Kempo Techniques

Kempo Techniques:

What are ‘Kempos’?

In the olden days (1959-72 ish) There was a small core of material, essentially reworked kajukenbo, with injections of other opinions. After you learned thecore, you learned ‘variations’. The reason George Pesare still teaches only the 22 combinations, is that he believes with that, the forms and a working imagination, you could have thousands of techniques.

Well, to a degree that happened. Teachers taught the basic combinations consistently from school to school, and then introduced other techniques, as techniques were the vehicle to provide the concepts. New idea? Introduce a new technique. That’s essentially the pedagogy of Shaolin Kempo. Behaviorally it’s taught as generality through a large enough sample of responses. The idea is you teach the student the technique, the student learns to apply it, and then extracts the purpose or principle from the technique. If you learn enough techniques, you learn a large enough repertoire of responses to counter ‘attacks in general’. Unfortunately, although it is often the quicker and easier method of teaching, it’s not the most effective.

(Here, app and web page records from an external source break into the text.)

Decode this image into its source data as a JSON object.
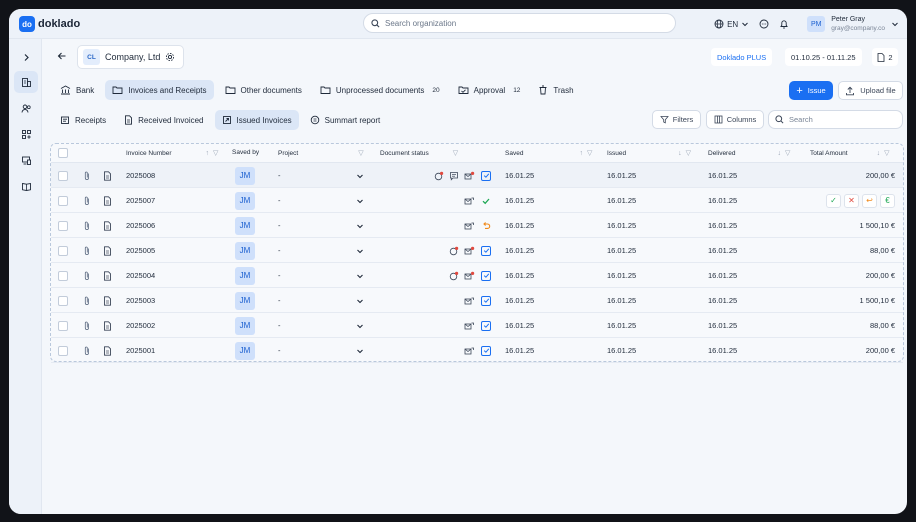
{
  "app": {
    "logo_badge": "do",
    "logo_text": "doklado"
  },
  "topbar": {
    "search_placeholder": "Search organization",
    "language": "EN",
    "user_initials": "PM",
    "user_name": "Peter Gray",
    "user_email": "gray@company.co"
  },
  "company": {
    "initials": "CL",
    "name": "Company, Ltd"
  },
  "plan": {
    "label": "Doklado PLUS",
    "period": "01.10.25 - 01.11.25",
    "doc_count": "2"
  },
  "tabs": [
    {
      "label": "Bank",
      "count": ""
    },
    {
      "label": "Invoices and Receipts",
      "count": ""
    },
    {
      "label": "Other documents",
      "count": ""
    },
    {
      "label": "Unprocessed documents",
      "count": "20"
    },
    {
      "label": "Approval",
      "count": "12"
    },
    {
      "label": "Trash",
      "count": ""
    }
  ],
  "actions": {
    "issue": "Issue",
    "upload": "Upload file"
  },
  "subtabs": [
    "Receipts",
    "Received Invoiced",
    "Issued Invoices",
    "Summart report"
  ],
  "toolbar": {
    "filters": "Filters",
    "columns": "Columns",
    "search_placeholder": "Search"
  },
  "columns": {
    "invoice": "Invoice Number",
    "saved_by": "Saved by",
    "project": "Project",
    "doc_status": "Document status",
    "saved": "Saved",
    "issued": "Issued",
    "delivered": "Delivered",
    "total": "Total Amount"
  },
  "rows": [
    {
      "invoice": "2025008",
      "saved_by": "JM",
      "project": "-",
      "saved": "16.01.25",
      "issued": "16.01.25",
      "delivered": "16.01.25",
      "total": "200,00 €"
    },
    {
      "invoice": "2025007",
      "saved_by": "JM",
      "project": "-",
      "saved": "16.01.25",
      "issued": "16.01.25",
      "delivered": "16.01.25",
      "total": ""
    },
    {
      "invoice": "2025006",
      "saved_by": "JM",
      "project": "-",
      "saved": "16.01.25",
      "issued": "16.01.25",
      "delivered": "16.01.25",
      "total": "1 500,10 €"
    },
    {
      "invoice": "2025005",
      "saved_by": "JM",
      "project": "-",
      "saved": "16.01.25",
      "issued": "16.01.25",
      "delivered": "16.01.25",
      "total": "88,00 €"
    },
    {
      "invoice": "2025004",
      "saved_by": "JM",
      "project": "-",
      "saved": "16.01.25",
      "issued": "16.01.25",
      "delivered": "16.01.25",
      "total": "200,00 €"
    },
    {
      "invoice": "2025003",
      "saved_by": "JM",
      "project": "-",
      "saved": "16.01.25",
      "issued": "16.01.25",
      "delivered": "16.01.25",
      "total": "1 500,10 €"
    },
    {
      "invoice": "2025002",
      "saved_by": "JM",
      "project": "-",
      "saved": "16.01.25",
      "issued": "16.01.25",
      "delivered": "16.01.25",
      "total": "88,00 €"
    },
    {
      "invoice": "2025001",
      "saved_by": "JM",
      "project": "-",
      "saved": "16.01.25",
      "issued": "16.01.25",
      "delivered": "16.01.25",
      "total": "200,00 €"
    }
  ],
  "row_actions": {
    "approve": "✓",
    "reject": "✕",
    "return": "↩",
    "pay": "€"
  },
  "colors": {
    "accent": "#1a6ff2",
    "approve": "#1fa855",
    "reject": "#e0493f",
    "return": "#f08a1c"
  }
}
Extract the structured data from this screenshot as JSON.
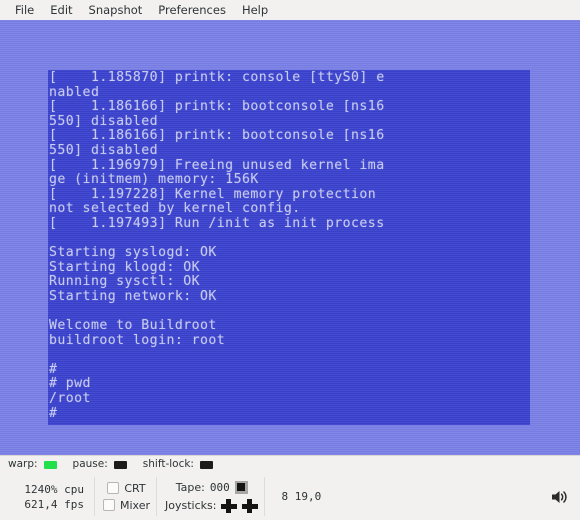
{
  "window": {
    "menu": [
      {
        "label": "File"
      },
      {
        "label": "Edit"
      },
      {
        "label": "Snapshot"
      },
      {
        "label": "Preferences"
      },
      {
        "label": "Help"
      }
    ]
  },
  "screen": {
    "background_color": "#3a42cf",
    "border_color": "#7a80e8",
    "text_color": "#c8ccf2",
    "lines": [
      "[    1.185870] printk: console [ttyS0] e",
      "nabled",
      "[    1.186166] printk: bootconsole [ns16",
      "550] disabled",
      "[    1.186166] printk: bootconsole [ns16",
      "550] disabled",
      "[    1.196979] Freeing unused kernel ima",
      "ge (initmem) memory: 156K",
      "[    1.197228] Kernel memory protection",
      "not selected by kernel config.",
      "[    1.197493] Run /init as init process",
      "",
      "Starting syslogd: OK",
      "Starting klogd: OK",
      "Running sysctl: OK",
      "Starting network: OK",
      "",
      "Welcome to Buildroot",
      "buildroot login: root",
      "",
      "#",
      "# pwd",
      "/root",
      "#"
    ]
  },
  "statusbar": {
    "warp": {
      "label": "warp:",
      "state": "on",
      "color": "#22e04a"
    },
    "pause": {
      "label": "pause:",
      "state": "off",
      "color": "#1c1c1c"
    },
    "shift_lock": {
      "label": "shift-lock:",
      "state": "off",
      "color": "#1c1c1c"
    },
    "performance": {
      "cpu": "1240% cpu",
      "fps": "621,4 fps"
    },
    "crt": {
      "label": "CRT",
      "checked": false
    },
    "mixer": {
      "label": "Mixer",
      "checked": false
    },
    "tape": {
      "label": "Tape:",
      "counter": "000",
      "status_icon": "stop-icon"
    },
    "joysticks": {
      "label": "Joysticks:"
    },
    "drive": {
      "status": "8 19,0"
    },
    "volume": {
      "icon": "speaker-icon"
    }
  }
}
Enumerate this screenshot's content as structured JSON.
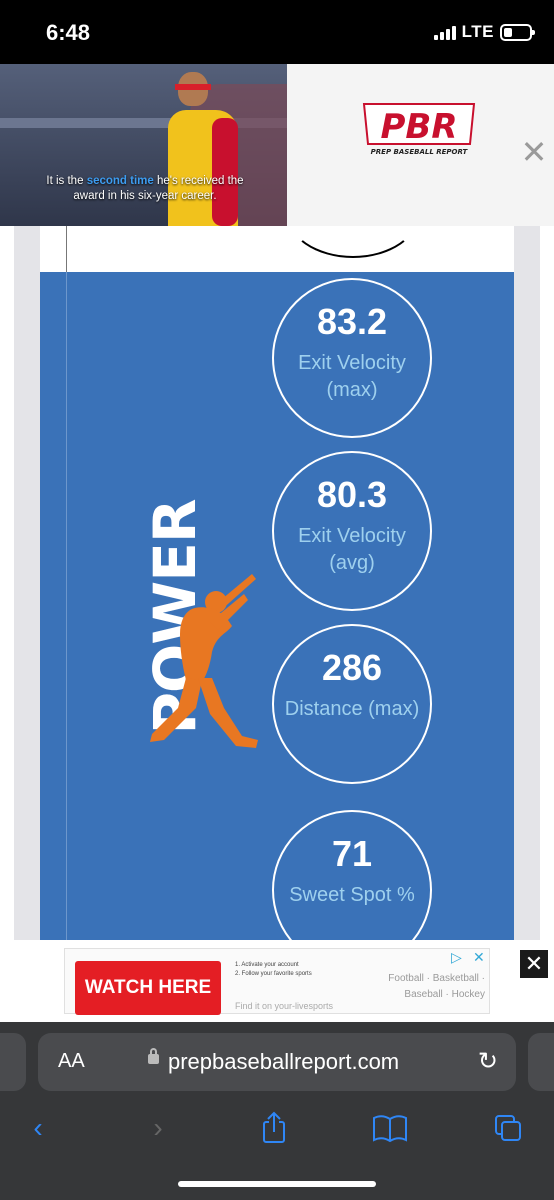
{
  "status_bar": {
    "time": "6:48",
    "network": "LTE"
  },
  "ad_top": {
    "caption_before": "It is the ",
    "caption_highlight": "second time",
    "caption_after": " he's received the award in his six-year career.",
    "logo_text": "PBR",
    "logo_subtext": "PREP BASEBALL REPORT",
    "close_glyph": "✕"
  },
  "power_section": {
    "title": "POWER",
    "colors": {
      "panel": "#3a72b8",
      "label": "#9ed0ee",
      "batter": "#e87722"
    },
    "stats": [
      {
        "value": "83.2",
        "label": "Exit Velocity (max)"
      },
      {
        "value": "80.3",
        "label": "Exit Velocity (avg)"
      },
      {
        "value": "286",
        "label": "Distance (max)"
      },
      {
        "value": "71",
        "label": "Sweet Spot %"
      }
    ]
  },
  "ad_bottom": {
    "button": "WATCH HERE",
    "steps": [
      "1. Activate your account",
      "2. Follow your favorite sports"
    ],
    "sports_line1": "Football · Basketball ·",
    "sports_line2": "Baseball · Hockey",
    "find_text": "Find it on your-livesports",
    "close_glyph": "✕"
  },
  "browser": {
    "aa_label": "AA",
    "url": "prepbaseballreport.com",
    "reload_glyph": "↻",
    "toolbar": {
      "back_glyph": "‹",
      "forward_glyph": "›",
      "share_glyph": "⇪",
      "bookmarks_glyph": "📖",
      "tabs_glyph": "⧉"
    }
  }
}
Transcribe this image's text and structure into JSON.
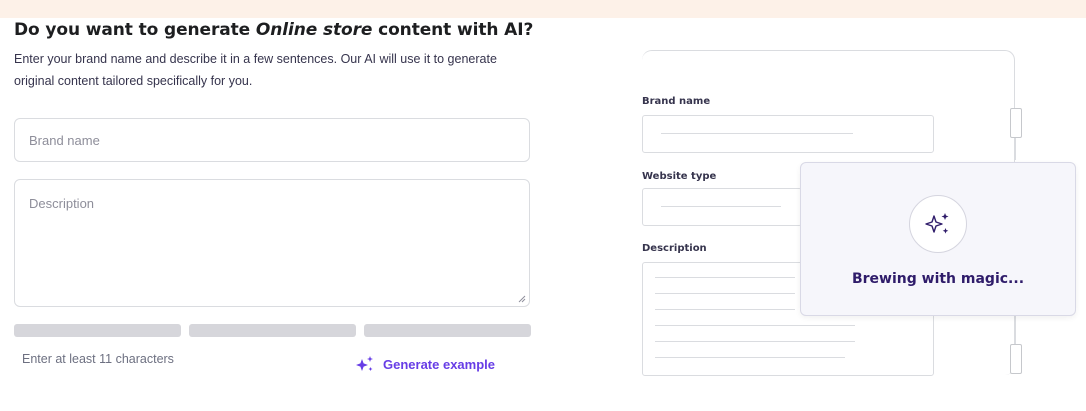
{
  "heading": {
    "prefix": "Do you want to generate ",
    "emphasis": "Online store",
    "suffix": " content with AI?"
  },
  "subtitle": "Enter your brand name and describe it in a few sentences. Our AI will use it to generate original content tailored specifically for you.",
  "form": {
    "brand_placeholder": "Brand name",
    "description_placeholder": "Description",
    "hint": "Enter at least 11 characters",
    "generate_example_label": "Generate example",
    "strength_bars": 3
  },
  "illustration": {
    "brand_label": "Brand name",
    "website_type_label": "Website type",
    "description_label": "Description",
    "status_text": "Brewing with magic..."
  },
  "colors": {
    "accent": "#673de6",
    "background": "#fdf1e8",
    "popup_bg": "#f6f6fb"
  }
}
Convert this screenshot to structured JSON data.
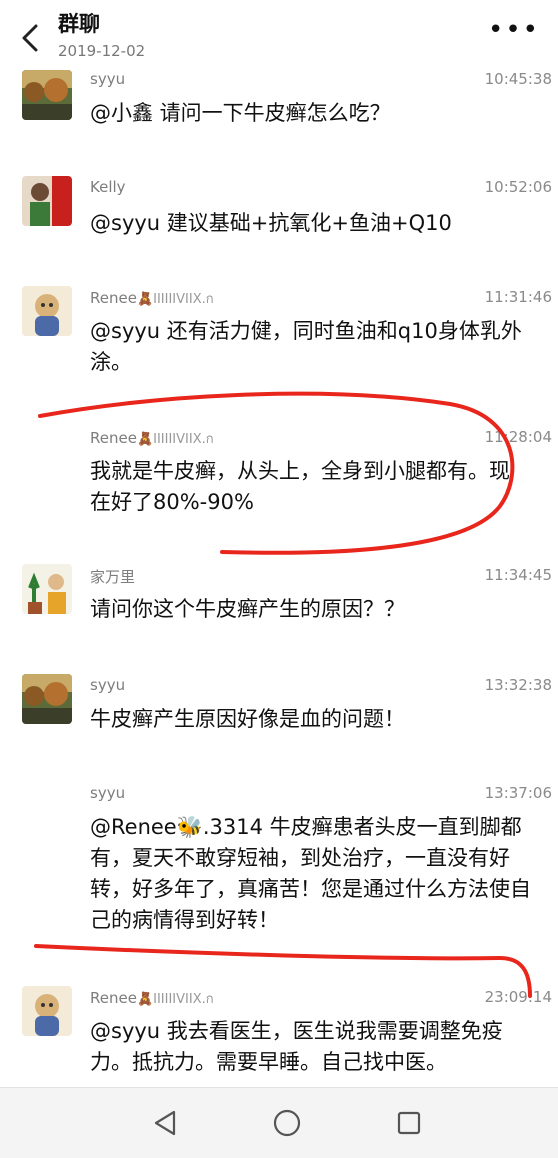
{
  "header": {
    "title": "群聊",
    "date": "2019-12-02",
    "more": "•••"
  },
  "messages": [
    {
      "sender": "syyu",
      "time": "10:45:38",
      "text": "@小鑫 请问一下牛皮癣怎么吃？",
      "avatar": "landscape-avatar"
    },
    {
      "sender": "Kelly",
      "time": "10:52:06",
      "text": "@syyu 建议基础+抗氧化+鱼油+Q10",
      "avatar": "photo-avatar"
    },
    {
      "sender": "Renee",
      "sender_suffix": "🧸IIIIIIVIIX.ก",
      "time": "11:31:46",
      "text": "@syyu 还有活力健，同时鱼油和q10身体乳外涂。",
      "avatar": "cartoon-avatar"
    },
    {
      "sender": "Renee",
      "sender_suffix": "🧸IIIIIIVIIX.ก",
      "time": "11:28:04",
      "text": "我就是牛皮癣，从头上，全身到小腿都有。现在好了80%-90%",
      "avatar": ""
    },
    {
      "sender": "家万里",
      "time": "11:34:45",
      "text": "请问你这个牛皮癣产生的原因？？",
      "avatar": "plant-avatar"
    },
    {
      "sender": "syyu",
      "time": "13:32:38",
      "text": "牛皮癣产生原因好像是血的问题！",
      "avatar": "landscape-avatar"
    },
    {
      "sender": "syyu",
      "time": "13:37:06",
      "text": "@Renee🐝.3314 牛皮癣患者头皮一直到脚都有，夏天不敢穿短袖，到处治疗，一直没有好转，好多年了，真痛苦！您是通过什么方法使自己的病情得到好转！",
      "avatar": ""
    },
    {
      "sender": "Renee",
      "sender_suffix": "🧸IIIIIIVIIX.ก",
      "time": "23:09:14",
      "text": "@syyu 我去看医生，医生说我需要调整免疫力。抵抗力。需要早睡。自己找中医。",
      "avatar": "cartoon-avatar"
    }
  ],
  "colors": {
    "annotation_red": "#e8261c",
    "nav_bg": "#f4f4f4"
  }
}
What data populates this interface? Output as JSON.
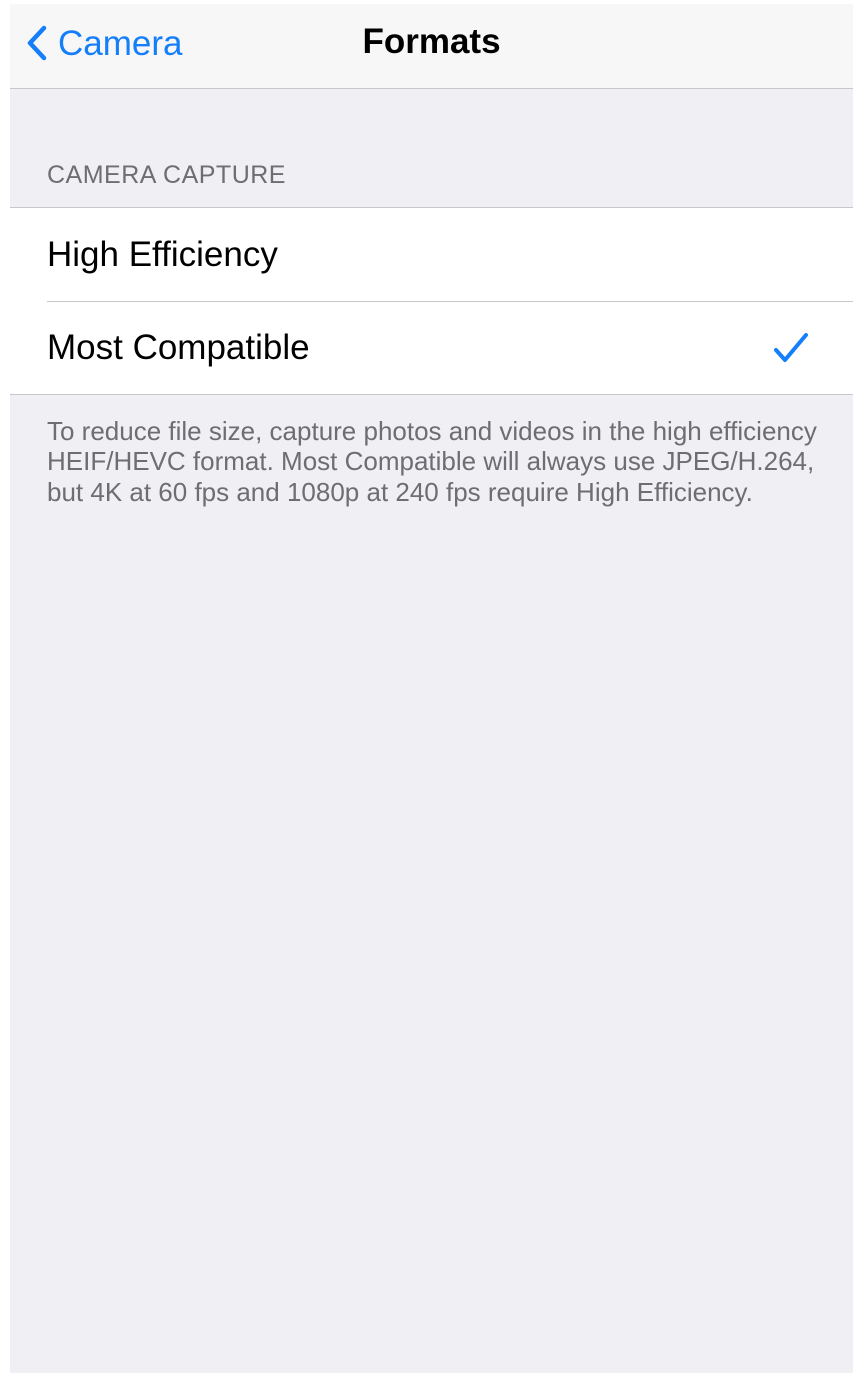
{
  "nav": {
    "back_label": "Camera",
    "title": "Formats"
  },
  "section": {
    "header": "CAMERA CAPTURE",
    "options": [
      {
        "label": "High Efficiency",
        "selected": false
      },
      {
        "label": "Most Compatible",
        "selected": true
      }
    ],
    "footer": "To reduce file size, capture photos and videos in the high efficiency HEIF/HEVC format. Most Compatible will always use JPEG/H.264, but 4K at 60 fps and 1080p at 240 fps require High Efficiency."
  },
  "icons": {
    "back": "chevron-left-icon",
    "selected": "checkmark-icon"
  },
  "colors": {
    "accent": "#147efb",
    "background": "#efeff4",
    "navbar": "#f7f7f7",
    "secondary_text": "#6d6d72",
    "separator": "#c8c7cc"
  }
}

Now, over the years, the technique library built and built into a giant and unwieldy mass. Since they were not official combinations, they were known as ‘kempo techniques’, ‘kempo punch techniques’ or even just simply ‘kempos’. Some became ‘semi-official’, and in the mid 70’s, others were organized into groups by movement pattern and became the ‘animal’ techniques taught today in FVSSD and USSD schools.

As each group splintered off, many made up their own techniques to purposely distance themselves from the previous group. Whereas the combinations were essentially sacrosanct – the defined curriculum – the kempos were flexible enough for big changes. As a result, we’ve got a vast library to draw from. Some are great, some are poor, and some in between, but getting them online will give people the opportunity to evaluate, pick and choose. The examples on these pages represent a couple of Masters Self Defense schools, a Villari’s that became a USSD in the early 90’s, and a USSD from Canada.

So, now we have a huge variety – check them out:

Group One

Group Two

Group Three

And broken up over several pages, The Bob Fritz collection.

For more, please see (again, over several pages) the Michael Litton Collection.